Monday, August 12, 2013
"The Men Next Door": rather contrived comedy about gay father and son
“The Men Next Door” is a gay situation comedy that comes across to me as “opera bouffe” without (much) music.
Doug (Eric Dean) experiences his fortieth birthday. His smoothness keeps him from resembling Steve Carell (“The Forty Year Old Virgin”) too much. But he befriends a neighbor Colton (Benjamin Lutz), although maybe not efficiently, when he tells Colton that Colton should wax (there’s a little bit of chest scraggle, hardly visible without BluRay.) Soon, Doug meets Colton’s dad Jacob (Michael Nicklin), who is 50, and now, it turns out, is gay himself. Oh, yes, Colton has a straight brother. In time, Doug has to make a choice, as he can’t date them separately forever. His decision may indeed show the end of lookism.
There is a little room for seriousness in the backstory. Dad has to explain why he got married and had kids to begin with. It often happens.
A variety of other characters pop in to the Doug’ Valley home. (The area rather looks like Woodland Hills, as I remember it.) The 84-minute film, by Rob Williams (no relation to Robin) has a lot of short takes and shifts that don’t exactly work for me.
The official site (Guest House Films and Wolfe) is here.
The film went so far as to be as lighthearted as possible that it seemed to drift away. I watched it o Netflix instant video.

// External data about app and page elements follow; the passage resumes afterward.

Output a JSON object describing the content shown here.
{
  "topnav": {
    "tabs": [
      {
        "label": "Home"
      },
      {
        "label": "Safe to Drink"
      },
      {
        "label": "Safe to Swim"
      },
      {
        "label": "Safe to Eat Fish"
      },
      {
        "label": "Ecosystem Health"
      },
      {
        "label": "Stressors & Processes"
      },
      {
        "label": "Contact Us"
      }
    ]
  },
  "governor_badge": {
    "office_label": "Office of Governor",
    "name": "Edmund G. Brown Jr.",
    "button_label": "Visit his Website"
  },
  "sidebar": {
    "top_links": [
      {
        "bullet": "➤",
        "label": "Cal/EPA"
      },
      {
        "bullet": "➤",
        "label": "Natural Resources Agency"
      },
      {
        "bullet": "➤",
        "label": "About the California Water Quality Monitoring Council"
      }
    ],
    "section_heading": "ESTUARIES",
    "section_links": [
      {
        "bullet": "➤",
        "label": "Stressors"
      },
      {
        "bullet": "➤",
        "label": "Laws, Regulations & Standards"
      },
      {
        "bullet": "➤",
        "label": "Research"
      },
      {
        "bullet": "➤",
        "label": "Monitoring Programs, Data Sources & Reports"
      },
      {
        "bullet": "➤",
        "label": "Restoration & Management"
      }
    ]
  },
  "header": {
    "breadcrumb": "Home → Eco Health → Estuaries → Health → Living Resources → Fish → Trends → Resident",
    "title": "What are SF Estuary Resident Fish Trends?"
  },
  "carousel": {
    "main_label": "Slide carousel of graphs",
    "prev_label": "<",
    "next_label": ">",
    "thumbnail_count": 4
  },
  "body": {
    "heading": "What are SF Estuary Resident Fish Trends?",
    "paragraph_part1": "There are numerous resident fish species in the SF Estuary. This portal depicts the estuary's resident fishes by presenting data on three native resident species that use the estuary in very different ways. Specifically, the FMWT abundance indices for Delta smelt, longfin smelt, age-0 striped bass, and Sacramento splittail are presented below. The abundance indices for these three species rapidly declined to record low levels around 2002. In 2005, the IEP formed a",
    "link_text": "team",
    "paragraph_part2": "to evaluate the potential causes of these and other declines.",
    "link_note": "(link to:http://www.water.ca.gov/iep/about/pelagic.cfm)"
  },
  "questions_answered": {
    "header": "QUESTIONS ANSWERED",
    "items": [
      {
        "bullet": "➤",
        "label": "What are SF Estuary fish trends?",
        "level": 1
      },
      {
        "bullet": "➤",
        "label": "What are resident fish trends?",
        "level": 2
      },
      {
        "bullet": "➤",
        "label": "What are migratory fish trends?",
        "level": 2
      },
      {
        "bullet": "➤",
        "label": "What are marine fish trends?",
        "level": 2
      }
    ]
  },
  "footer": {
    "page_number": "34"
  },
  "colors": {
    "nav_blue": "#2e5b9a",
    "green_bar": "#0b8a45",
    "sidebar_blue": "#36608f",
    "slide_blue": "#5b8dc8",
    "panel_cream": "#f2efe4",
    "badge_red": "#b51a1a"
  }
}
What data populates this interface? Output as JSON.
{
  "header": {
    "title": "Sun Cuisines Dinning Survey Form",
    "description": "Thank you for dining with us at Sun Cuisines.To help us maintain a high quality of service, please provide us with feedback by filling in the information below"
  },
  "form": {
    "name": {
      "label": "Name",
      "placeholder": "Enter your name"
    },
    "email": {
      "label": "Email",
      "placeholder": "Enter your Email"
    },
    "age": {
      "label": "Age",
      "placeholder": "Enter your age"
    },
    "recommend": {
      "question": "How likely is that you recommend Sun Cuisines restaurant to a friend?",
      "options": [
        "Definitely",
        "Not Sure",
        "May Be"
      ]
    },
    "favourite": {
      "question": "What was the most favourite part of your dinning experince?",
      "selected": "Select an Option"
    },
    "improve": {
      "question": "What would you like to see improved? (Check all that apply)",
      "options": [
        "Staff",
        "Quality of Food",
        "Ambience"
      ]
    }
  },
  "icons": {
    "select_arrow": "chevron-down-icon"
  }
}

If you take the title and change “Men” back to singular, you get a title that sounds like it would belong to film noir. But not this film.